An exact copy of all the entries is what is needed here.

(Supplied data)

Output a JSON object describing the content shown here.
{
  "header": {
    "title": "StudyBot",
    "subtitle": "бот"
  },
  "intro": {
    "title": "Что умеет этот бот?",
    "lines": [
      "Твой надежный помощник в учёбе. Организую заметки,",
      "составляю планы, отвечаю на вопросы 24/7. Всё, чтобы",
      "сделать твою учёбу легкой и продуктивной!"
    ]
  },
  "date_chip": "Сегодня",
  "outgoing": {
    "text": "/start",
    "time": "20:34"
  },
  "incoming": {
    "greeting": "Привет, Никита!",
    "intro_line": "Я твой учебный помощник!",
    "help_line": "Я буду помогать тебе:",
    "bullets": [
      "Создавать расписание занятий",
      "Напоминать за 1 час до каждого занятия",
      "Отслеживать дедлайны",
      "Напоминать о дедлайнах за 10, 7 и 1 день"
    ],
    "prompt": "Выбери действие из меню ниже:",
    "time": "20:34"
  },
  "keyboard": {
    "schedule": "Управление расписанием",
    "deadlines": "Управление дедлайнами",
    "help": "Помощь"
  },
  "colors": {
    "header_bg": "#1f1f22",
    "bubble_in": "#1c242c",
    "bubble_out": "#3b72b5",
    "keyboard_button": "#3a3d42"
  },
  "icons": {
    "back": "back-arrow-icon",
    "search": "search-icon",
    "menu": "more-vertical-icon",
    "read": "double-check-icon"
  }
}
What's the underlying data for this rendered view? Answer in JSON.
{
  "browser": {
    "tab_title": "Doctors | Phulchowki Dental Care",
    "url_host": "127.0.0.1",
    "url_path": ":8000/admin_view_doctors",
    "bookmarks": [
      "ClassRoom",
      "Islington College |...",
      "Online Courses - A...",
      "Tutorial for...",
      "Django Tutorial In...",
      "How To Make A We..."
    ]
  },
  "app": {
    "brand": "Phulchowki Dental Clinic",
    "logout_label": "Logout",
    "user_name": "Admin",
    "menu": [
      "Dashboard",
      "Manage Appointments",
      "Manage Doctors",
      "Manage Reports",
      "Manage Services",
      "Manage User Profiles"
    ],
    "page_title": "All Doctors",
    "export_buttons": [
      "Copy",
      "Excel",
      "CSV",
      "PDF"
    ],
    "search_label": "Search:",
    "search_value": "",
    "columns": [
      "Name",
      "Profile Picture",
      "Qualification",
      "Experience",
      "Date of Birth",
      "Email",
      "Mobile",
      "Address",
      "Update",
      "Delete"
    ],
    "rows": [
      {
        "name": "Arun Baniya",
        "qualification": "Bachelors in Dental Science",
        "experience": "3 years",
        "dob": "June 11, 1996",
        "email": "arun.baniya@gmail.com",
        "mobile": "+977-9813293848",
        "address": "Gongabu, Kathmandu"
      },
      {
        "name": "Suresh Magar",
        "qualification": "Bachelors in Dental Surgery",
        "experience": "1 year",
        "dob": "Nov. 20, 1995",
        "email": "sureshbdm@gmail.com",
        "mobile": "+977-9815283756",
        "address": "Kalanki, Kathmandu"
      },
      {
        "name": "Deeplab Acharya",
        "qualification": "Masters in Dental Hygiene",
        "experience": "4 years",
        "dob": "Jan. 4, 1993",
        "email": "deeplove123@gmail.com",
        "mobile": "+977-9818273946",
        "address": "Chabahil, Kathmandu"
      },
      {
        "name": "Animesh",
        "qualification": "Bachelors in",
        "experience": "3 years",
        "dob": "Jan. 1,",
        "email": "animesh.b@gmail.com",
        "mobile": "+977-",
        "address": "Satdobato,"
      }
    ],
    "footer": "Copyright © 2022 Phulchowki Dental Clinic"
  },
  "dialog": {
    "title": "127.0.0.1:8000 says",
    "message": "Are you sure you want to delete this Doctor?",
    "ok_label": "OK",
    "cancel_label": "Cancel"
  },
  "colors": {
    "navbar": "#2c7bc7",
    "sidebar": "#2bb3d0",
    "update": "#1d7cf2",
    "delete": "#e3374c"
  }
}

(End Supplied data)

### The completed task
Output a JSON object describing the content shown here.
{
  "header": {
    "title": "StudyBot",
    "subtitle": "бот"
  },
  "intro": {
    "title": "Что умеет этот бот?",
    "lines": [
      "Твой надежный помощник в учёбе. Организую заметки,",
      "составляю планы, отвечаю на вопросы 24/7. Всё, чтобы",
      "сделать твою учёбу легкой и продуктивной!"
    ]
  },
  "date_chip": "Сегодня",
  "outgoing": {
    "text": "/start",
    "time": "20:34"
  },
  "incoming": {
    "greeting": "Привет, Никита!",
    "intro_line": "Я твой учебный помощник!",
    "help_line": "Я буду помогать тебе:",
    "bullets": [
      "Создавать расписание занятий",
      "Напоминать за 1 час до каждого занятия",
      "Отслеживать дедлайны",
      "Напоминать о дедлайнах за 10, 7 и 1 день"
    ],
    "prompt": "Выбери действие из меню ниже:",
    "time": "20:34"
  },
  "keyboard": {
    "schedule": "Управление расписанием",
    "deadlines": "Управление дедлайнами",
    "help": "Помощь"
  },
  "colors": {
    "header_bg": "#1f1f22",
    "bubble_in": "#1c242c",
    "bubble_out": "#3b72b5",
    "keyboard_button": "#3a3d42"
  },
  "icons": {
    "back": "back-arrow-icon",
    "search": "search-icon",
    "menu": "more-vertical-icon",
    "read": "double-check-icon"
  }
}
What's the underlying data for this rendered view? Answer in JSON.
{
  "browser": {
    "tab_title": "Doctors | Phulchowki Dental Care",
    "url_host": "127.0.0.1",
    "url_path": ":8000/admin_view_doctors",
    "bookmarks": [
      "ClassRoom",
      "Islington College |...",
      "Online Courses - A...",
      "Tutorial for...",
      "Django Tutorial In...",
      "How To Make A We..."
    ]
  },
  "app": {
    "brand": "Phulchowki Dental Clinic",
    "logout_label": "Logout",
    "user_name": "Admin",
    "menu": [
      "Dashboard",
      "Manage Appointments",
      "Manage Doctors",
      "Manage Reports",
      "Manage Services",
      "Manage User Profiles"
    ],
    "page_title": "All Doctors",
    "export_buttons": [
      "Copy",
      "Excel",
      "CSV",
      "PDF"
    ],
    "search_label": "Search:",
    "search_value": "",
    "columns": [
      "Name",
      "Profile Picture",
      "Qualification",
      "Experience",
      "Date of Birth",
      "Email",
      "Mobile",
      "Address",
      "Update",
      "Delete"
    ],
    "rows": [
      {
        "name": "Arun Baniya",
        "qualification": "Bachelors in Dental Science",
        "experience": "3 years",
        "dob": "June 11, 1996",
        "email": "arun.baniya@gmail.com",
        "mobile": "+977-9813293848",
        "address": "Gongabu, Kathmandu"
      },
      {
        "name": "Suresh Magar",
        "qualification": "Bachelors in Dental Surgery",
        "experience": "1 year",
        "dob": "Nov. 20, 1995",
        "email": "sureshbdm@gmail.com",
        "mobile": "+977-9815283756",
        "address": "Kalanki, Kathmandu"
      },
      {
        "name": "Deeplab Acharya",
        "qualification": "Masters in Dental Hygiene",
        "experience": "4 years",
        "dob": "Jan. 4, 1993",
        "email": "deeplove123@gmail.com",
        "mobile": "+977-9818273946",
        "address": "Chabahil, Kathmandu"
      },
      {
        "name": "Animesh",
        "qualification": "Bachelors in",
        "experience": "3 years",
        "dob": "Jan. 1,",
        "email": "animesh.b@gmail.com",
        "mobile": "+977-",
        "address": "Satdobato,"
      }
    ],
    "footer": "Copyright © 2022 Phulchowki Dental Clinic"
  },
  "dialog": {
    "title": "127.0.0.1:8000 says",
    "message": "Are you sure you want to delete this Doctor?",
    "ok_label": "OK",
    "cancel_label": "Cancel"
  },
  "colors": {
    "navbar": "#2c7bc7",
    "sidebar": "#2bb3d0",
    "update": "#1d7cf2",
    "delete": "#e3374c"
  }
}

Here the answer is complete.